Exactly. Ishiguro is one of my favorite writers. Ishiguro is fascinating in that he seems to dig at the same problem in all of his books. Early Ishiguro, like An Artist of the Floating World and The Remains of the Day, have these characters that suspend themselves above their memories only to find the past eventually catches up with them and the supports they’ve established start to crumble. That’s a topic I find interesting. Personally, I find memory to be a pretty troubling thing. I constantly am grasping for names, dates, and figures. And I don’t know that I have an abnormal memory. I can’t claim to generalize, but I think it is a common problem for people.
Sarah is a screenwriter. What about that profession appealed to you? Have you ever written a screenplay before?
I’ve never written a screenplay before. I used to think it was lame when writers wrote about writers. And now, having written a book about a writer, I can see the sense in it. I think that as a film dork, and someone who is a lot more familiar with what it’s like to wake up everyday and try to write a piece of fiction than to go out a build decks or practice brain surgery, it made sense. But I can’t tell you if there was ever a moment when it crystallized that Sarah must and can only be a screenwriter.
You said you were something of a movie buff, so what movies inspired The Hook-Up in your mind?
There’s a scene when Sarah and Victor are dining with his boss, and the boss accuses Sarah of ripping of Sunset Boulevard. I remember having that film in mind when I was writing—that and Harold and Maude.
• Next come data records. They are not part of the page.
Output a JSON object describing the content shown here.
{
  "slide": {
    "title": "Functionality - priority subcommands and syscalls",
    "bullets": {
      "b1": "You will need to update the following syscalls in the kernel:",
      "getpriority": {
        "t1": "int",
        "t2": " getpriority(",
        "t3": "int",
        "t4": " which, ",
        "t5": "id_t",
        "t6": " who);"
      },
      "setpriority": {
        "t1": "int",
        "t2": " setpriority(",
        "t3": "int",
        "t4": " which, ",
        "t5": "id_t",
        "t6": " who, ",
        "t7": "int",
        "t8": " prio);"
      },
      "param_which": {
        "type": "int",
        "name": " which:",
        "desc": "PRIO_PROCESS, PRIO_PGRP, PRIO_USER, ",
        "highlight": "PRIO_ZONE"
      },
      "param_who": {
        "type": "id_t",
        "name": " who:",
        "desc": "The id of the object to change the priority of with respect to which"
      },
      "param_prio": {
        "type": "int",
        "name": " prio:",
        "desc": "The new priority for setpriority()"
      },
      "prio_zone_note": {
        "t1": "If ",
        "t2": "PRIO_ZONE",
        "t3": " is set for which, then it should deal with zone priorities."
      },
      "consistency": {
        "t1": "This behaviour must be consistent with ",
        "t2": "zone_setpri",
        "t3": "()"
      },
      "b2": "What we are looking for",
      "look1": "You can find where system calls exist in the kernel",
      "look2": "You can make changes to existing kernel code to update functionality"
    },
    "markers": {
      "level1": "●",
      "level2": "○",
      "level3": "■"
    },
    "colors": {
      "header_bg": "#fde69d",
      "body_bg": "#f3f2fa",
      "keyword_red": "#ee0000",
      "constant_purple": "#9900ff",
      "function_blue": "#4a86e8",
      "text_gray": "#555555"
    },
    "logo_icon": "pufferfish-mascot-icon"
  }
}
The scene you mentioned basically has Victor’s boss tell Sarah point-blank and unapologetically he did not enjoy her movie, and she just shrugs it off. Do you think if someone came up to you and told you they didn’t enjoy your book, would you be able to handle it as gracefully?
[Laughs] I would say I am learning to take it better. There is no shortage of opinions out there. I’ve learned very quickly this book is out in the universe and some people will love it and some will hate it. The balance is going to be unknown to me. But I hopefully would be very interested and gracious to that person. And when they walked away, I would flip them the bird.
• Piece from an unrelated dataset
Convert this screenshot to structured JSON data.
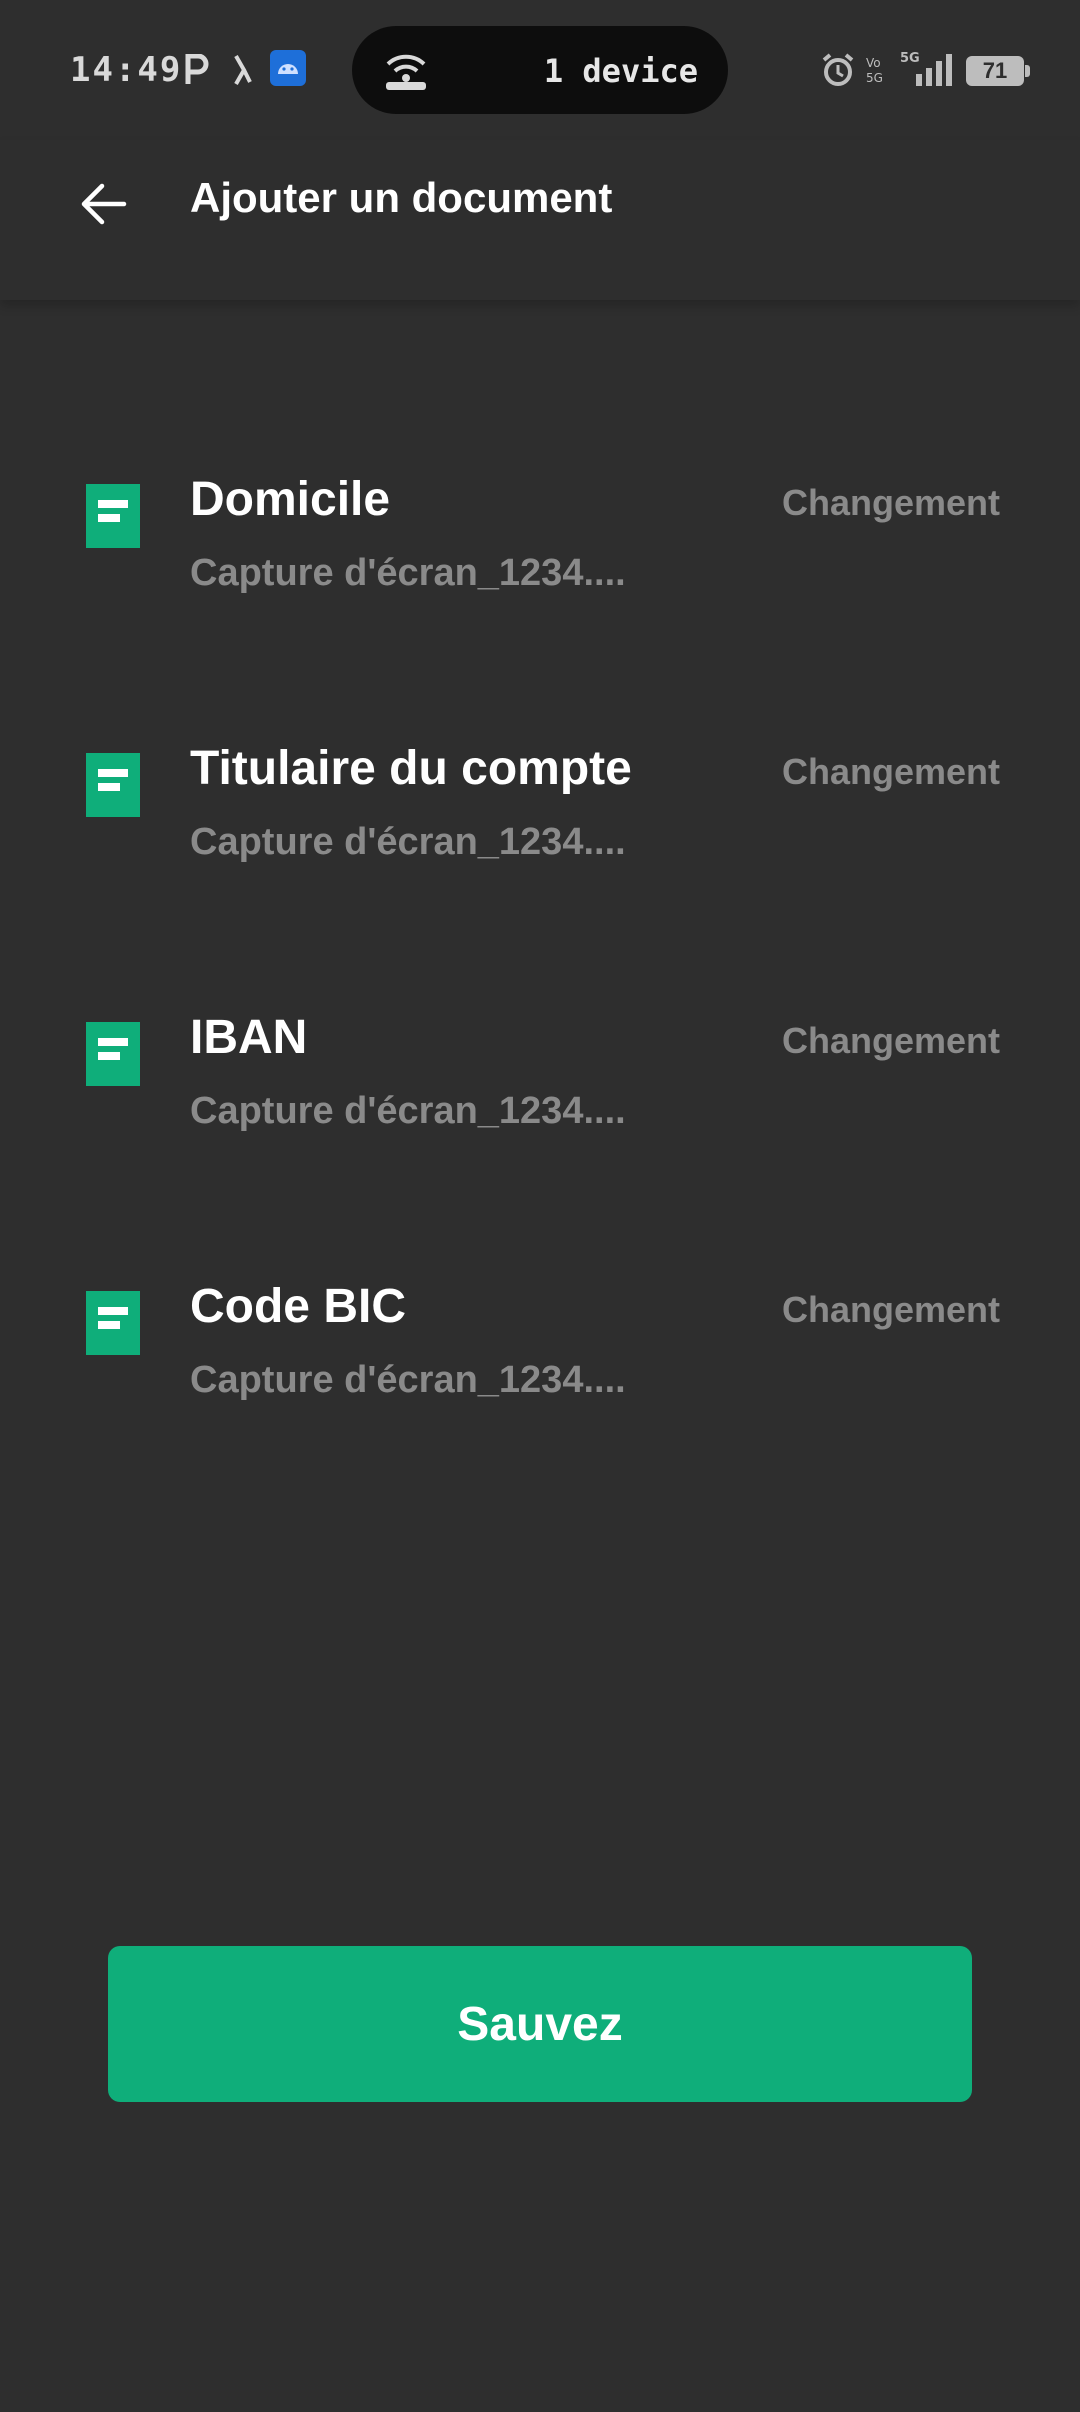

I saw on your Twitter that you highlighted the fact that someone called You Lost Me There a book “for romantic intellectuals.” What do you think of that phrase?
[Laughs] I hope this book finds romantic intellectuals out there, and the rationally minded simpletons too. I’m just happy for the book to be read and be noticed. Anything they want to say about it is fine by me.
Have you sent a copy to Bruce Willis yet?
[Laughs] No, but I hope someone does!
I don’t know. It just came up. I like Bruce Willis, but I don’t have a fascination with him or anything. But once he started showing up, it was like I couldn’t keep him out of the book. He made too much sense. He had to be there.
I’m working on two books; one is another novel, which will probably take me 30 years to finish. The other is non-fiction, which is a travelogue about contemporary Paris and what it’s like to live and work there, called Paris, I Love You But You’re Bringing Me Down.
[Portrait of Rosecrans Baldwin via Susie Post Rust]